> Directions for this task
Print the data that follows exactly.
========================
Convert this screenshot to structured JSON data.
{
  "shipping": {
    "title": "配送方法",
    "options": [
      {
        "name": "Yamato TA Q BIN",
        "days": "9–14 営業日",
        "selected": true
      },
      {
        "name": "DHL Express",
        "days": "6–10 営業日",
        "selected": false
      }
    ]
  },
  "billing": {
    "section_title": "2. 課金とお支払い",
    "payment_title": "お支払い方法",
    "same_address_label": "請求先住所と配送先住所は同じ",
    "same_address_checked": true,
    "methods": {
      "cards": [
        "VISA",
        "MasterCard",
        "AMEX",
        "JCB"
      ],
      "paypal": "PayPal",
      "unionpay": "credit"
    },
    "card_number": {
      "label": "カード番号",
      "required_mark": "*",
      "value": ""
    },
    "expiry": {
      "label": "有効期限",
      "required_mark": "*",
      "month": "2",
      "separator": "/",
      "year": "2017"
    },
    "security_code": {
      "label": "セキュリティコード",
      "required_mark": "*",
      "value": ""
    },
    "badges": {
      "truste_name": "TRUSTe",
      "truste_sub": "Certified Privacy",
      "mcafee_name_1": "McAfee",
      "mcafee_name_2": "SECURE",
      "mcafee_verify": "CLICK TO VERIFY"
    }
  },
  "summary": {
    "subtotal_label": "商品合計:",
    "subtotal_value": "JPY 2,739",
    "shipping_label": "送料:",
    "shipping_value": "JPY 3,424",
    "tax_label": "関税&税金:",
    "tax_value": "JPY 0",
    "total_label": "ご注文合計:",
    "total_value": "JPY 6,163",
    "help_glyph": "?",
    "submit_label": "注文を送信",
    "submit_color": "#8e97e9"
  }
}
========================
> Solution
Convert this screenshot to structured JSON data.
{
  "shipping": {
    "title": "配送方法",
    "options": [
      {
        "name": "Yamato TA Q BIN",
        "days": "9–14 営業日",
        "selected": true
      },
      {
        "name": "DHL Express",
        "days": "6–10 営業日",
        "selected": false
      }
    ]
  },
  "billing": {
    "section_title": "2. 課金とお支払い",
    "payment_title": "お支払い方法",
    "same_address_label": "請求先住所と配送先住所は同じ",
    "same_address_checked": true,
    "methods": {
      "cards": [
        "VISA",
        "MasterCard",
        "AMEX",
        "JCB"
      ],
      "paypal": "PayPal",
      "unionpay": "credit"
    },
    "card_number": {
      "label": "カード番号",
      "required_mark": "*",
      "value": ""
    },
    "expiry": {
      "label": "有効期限",
      "required_mark": "*",
      "month": "2",
      "separator": "/",
      "year": "2017"
    },
    "security_code": {
      "label": "セキュリティコード",
      "required_mark": "*",
      "value": ""
    },
    "badges": {
      "truste_name": "TRUSTe",
      "truste_sub": "Certified Privacy",
      "mcafee_name_1": "McAfee",
      "mcafee_name_2": "SECURE",
      "mcafee_verify": "CLICK TO VERIFY"
    }
  },
  "summary": {
    "subtotal_label": "商品合計:",
    "subtotal_value": "JPY 2,739",
    "shipping_label": "送料:",
    "shipping_value": "JPY 3,424",
    "tax_label": "関税&税金:",
    "tax_value": "JPY 0",
    "total_label": "ご注文合計:",
    "total_value": "JPY 6,163",
    "help_glyph": "?",
    "submit_label": "注文を送信",
    "submit_color": "#8e97e9"
  }
}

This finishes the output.